The committee, made up of representatives from both NEA and the school district administration, was charged with looking for ways to increase wages for teachers and other staff and “to provide direction and information to be used in negotiations over the next several years.”
According to the report, key steps in the process include evaluating strategies to allocate available resources, reconstruct salary schedules with a different compensation approach and develop a system for rewarding desired behavior and performance that tracks student achievement.
The report outlines “key ideas” that surfaced during the committee’s discussions. Among them were:
• Develop strategies for encouraging teachers to staff summer school programs funded by the state Legislature, thus expanding their contracts by 28 days and their compensation by 15 percent.
• Reward staff who work to advance their skills and increase teaching effectiveness by mastering classroom technology, tools and Internet resources.
• Reward staff who take on more challenging assignments in what have been termed “transformational zone” schools, or those in most need of improvement.
• Develop a rewards program that guides and motivates instructional staff.
• Create new stipends to incentivize skills and abilities linked to increased student performance.
In addition, the Competitive Wage Committee recommended the district employ a differentiated approach to the allocation of funds for wages.
The report provided hypothetical models for allocating the funds based on the amount of money available in the compensation pool.

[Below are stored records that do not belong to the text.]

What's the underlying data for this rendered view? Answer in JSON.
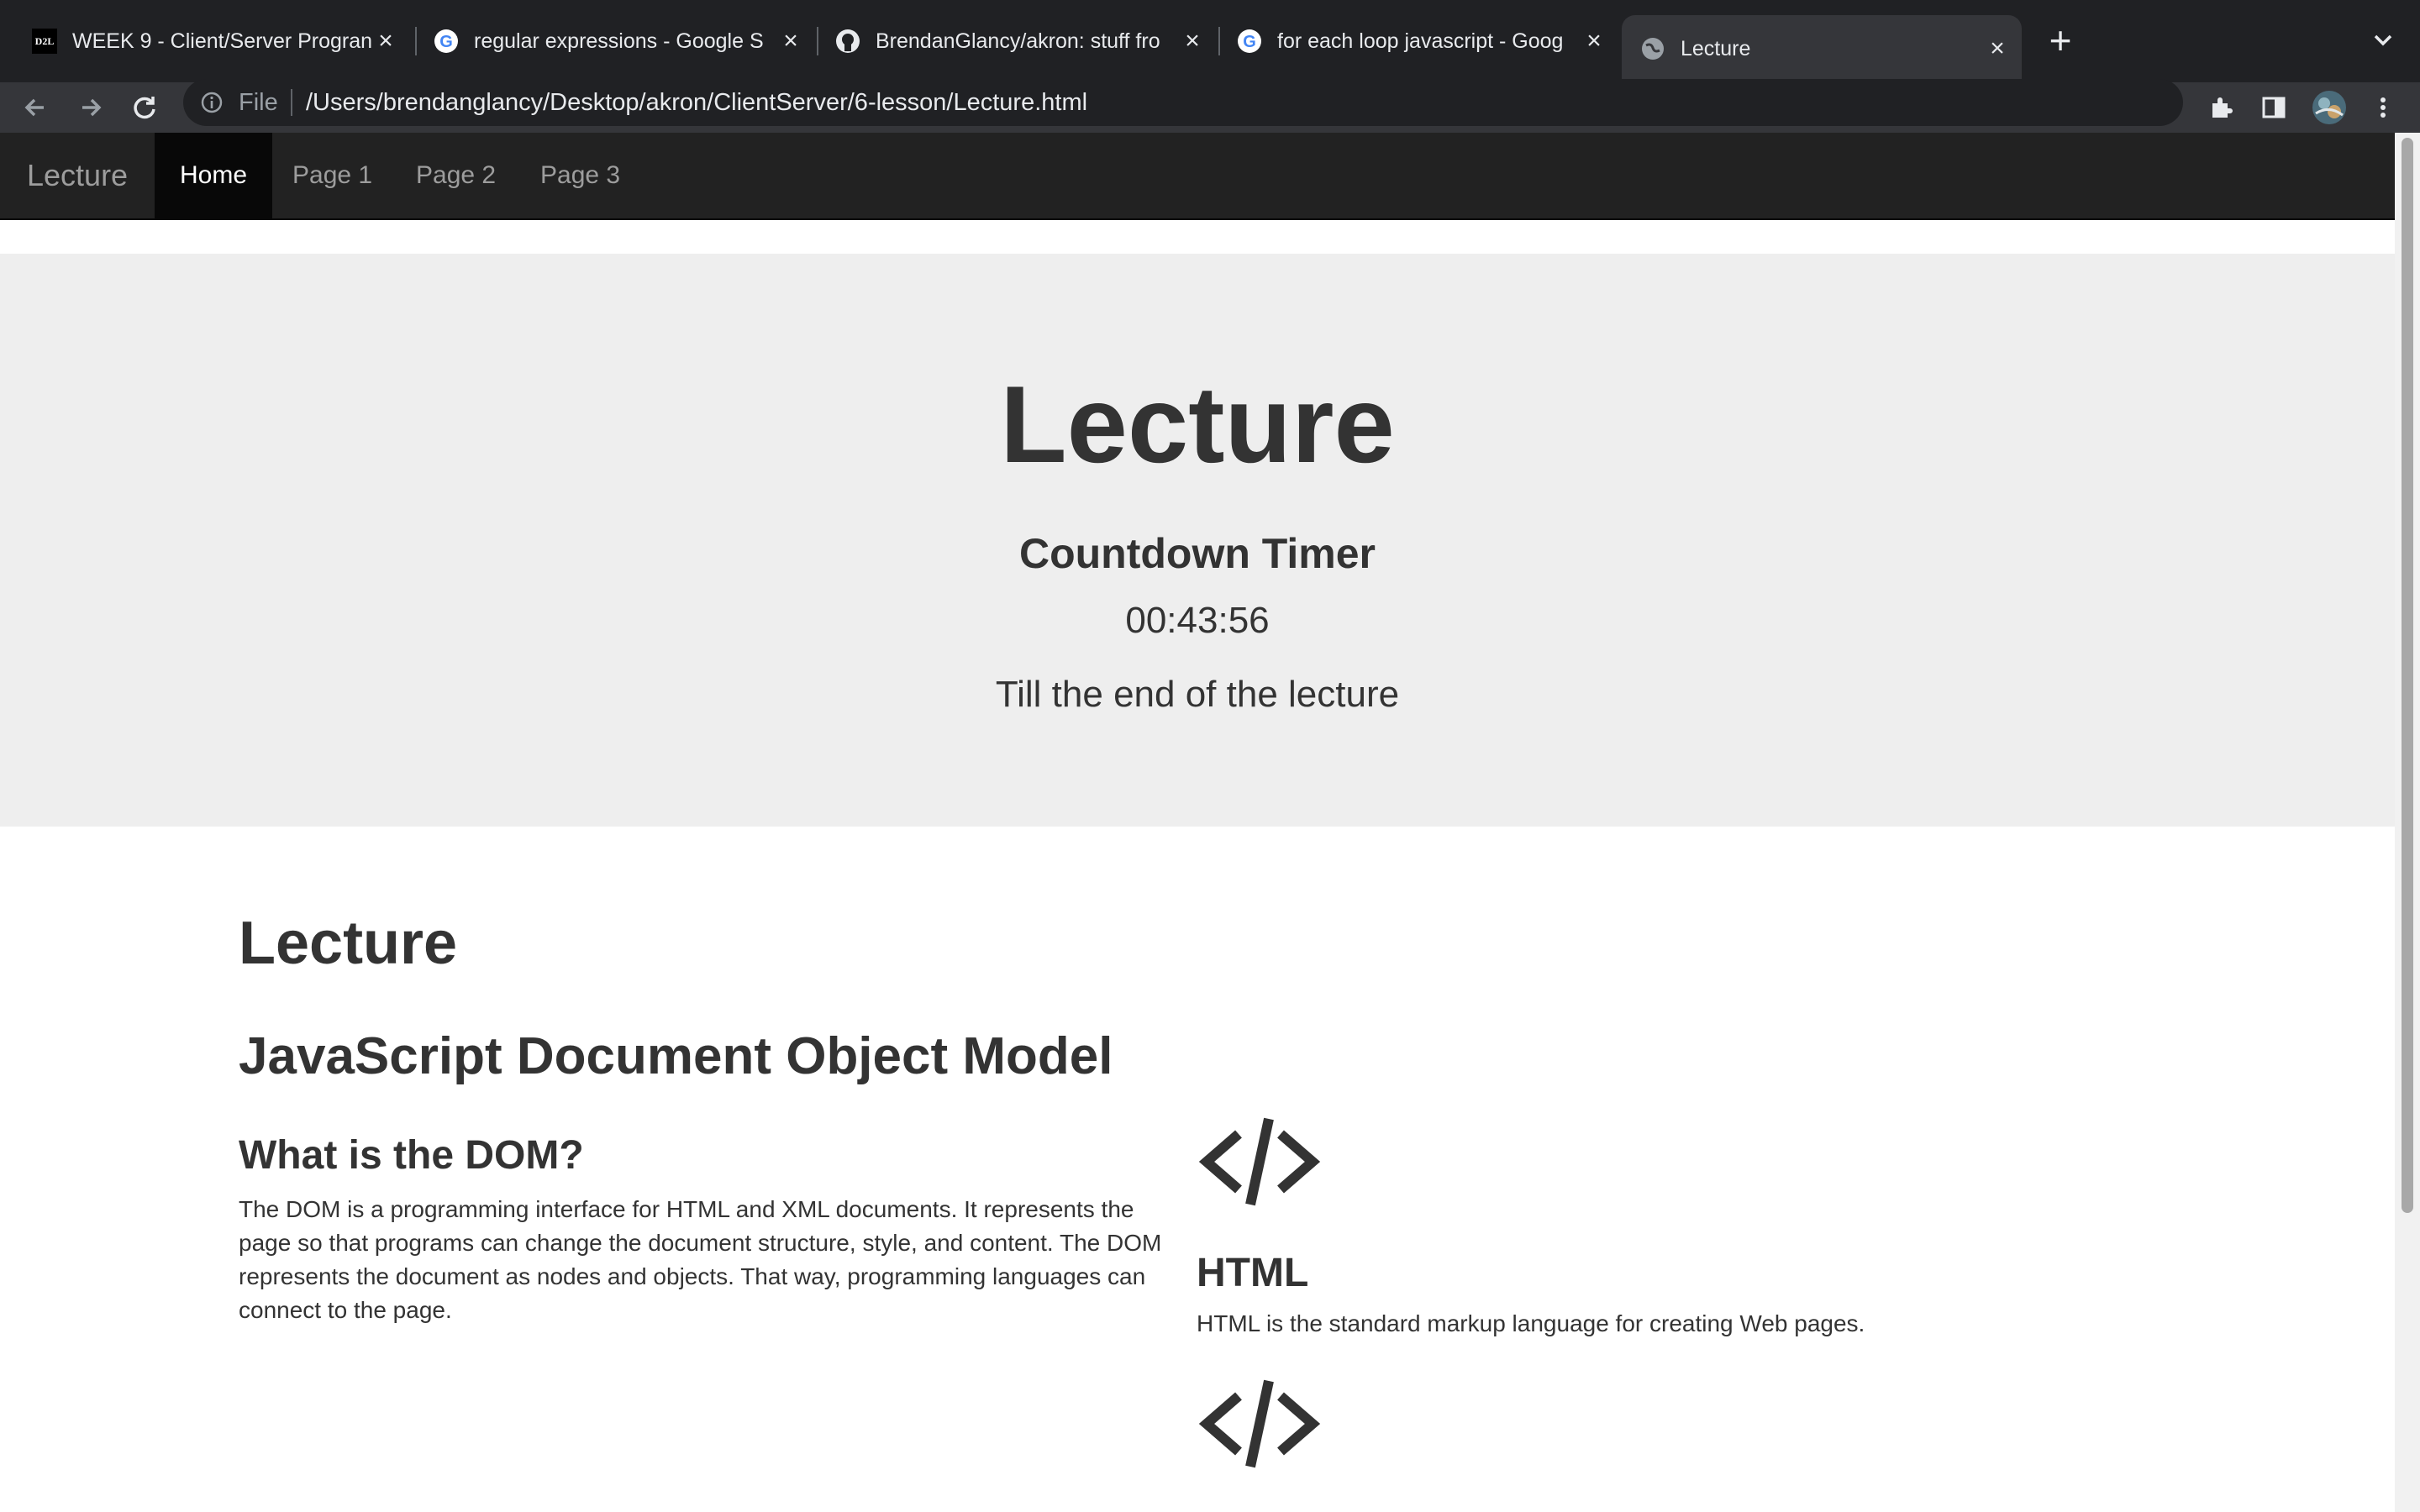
{
  "browser": {
    "tabs": [
      {
        "title": "WEEK 9 - Client/Server Progran",
        "favicon": "d2l-icon"
      },
      {
        "title": "regular expressions - Google S",
        "favicon": "google-icon"
      },
      {
        "title": "BrendanGlancy/akron: stuff fro",
        "favicon": "github-icon"
      },
      {
        "title": "for each loop javascript - Goog",
        "favicon": "google-icon"
      },
      {
        "title": "Lecture",
        "favicon": "globe-icon",
        "active": true
      }
    ],
    "url_scheme": "File",
    "url": "/Users/brendanglancy/Desktop/akron/ClientServer/6-lesson/Lecture.html",
    "d2l_favicon_text": "D2L"
  },
  "navbar": {
    "brand": "Lecture",
    "items": [
      {
        "label": "Home",
        "active": true
      },
      {
        "label": "Page 1"
      },
      {
        "label": "Page 2"
      },
      {
        "label": "Page 3"
      }
    ]
  },
  "jumbotron": {
    "title": "Lecture",
    "subtitle": "Countdown Timer",
    "timer": "00:43:56",
    "note": "Till the end of the lecture"
  },
  "content": {
    "heading": "Lecture",
    "subheading": "JavaScript Document Object Model",
    "section_title": "What is the DOM?",
    "section_text": "The DOM is a programming interface for HTML and XML documents. It represents the page so that programs can change the document structure, style, and content. The DOM represents the document as nodes and objects. That way, programming languages can connect to the page.",
    "card": {
      "icon": "code-icon",
      "title": "HTML",
      "text": "HTML is the standard markup language for creating Web pages."
    }
  },
  "colors": {
    "navbar_bg": "#222222",
    "jumbotron_bg": "#eeeeee",
    "text": "#333333",
    "chrome_dark": "#202124"
  }
}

Different percentages would be set aside for “across the board” raises, pay increases for those in “less than competitive positions,” and funds to support stipends that “incentivize and reward excellence.”
“This strategy in the opinion of the CWC members is both ‘fair’ to employees and supports a transformation of teaching and learning effectiveness in establishing, incentivizing, and acknowledging the skills and practices necessary to increase relevance, rigor, and student success in the classroom,” according to the report.
The committee said it believes that “moving into unchartered (sic) territory together will be beneficial and productive.”
Boyd said the next step is to explore that uncharted territory to see how that philosophy can be connected to pay.
“When we start to connect it, then it can go to collective bargaining,” he said. “But the conversation is significant.
“The question is can we go beyond the conversation to a contract that rewards excellence in teaching with pay?”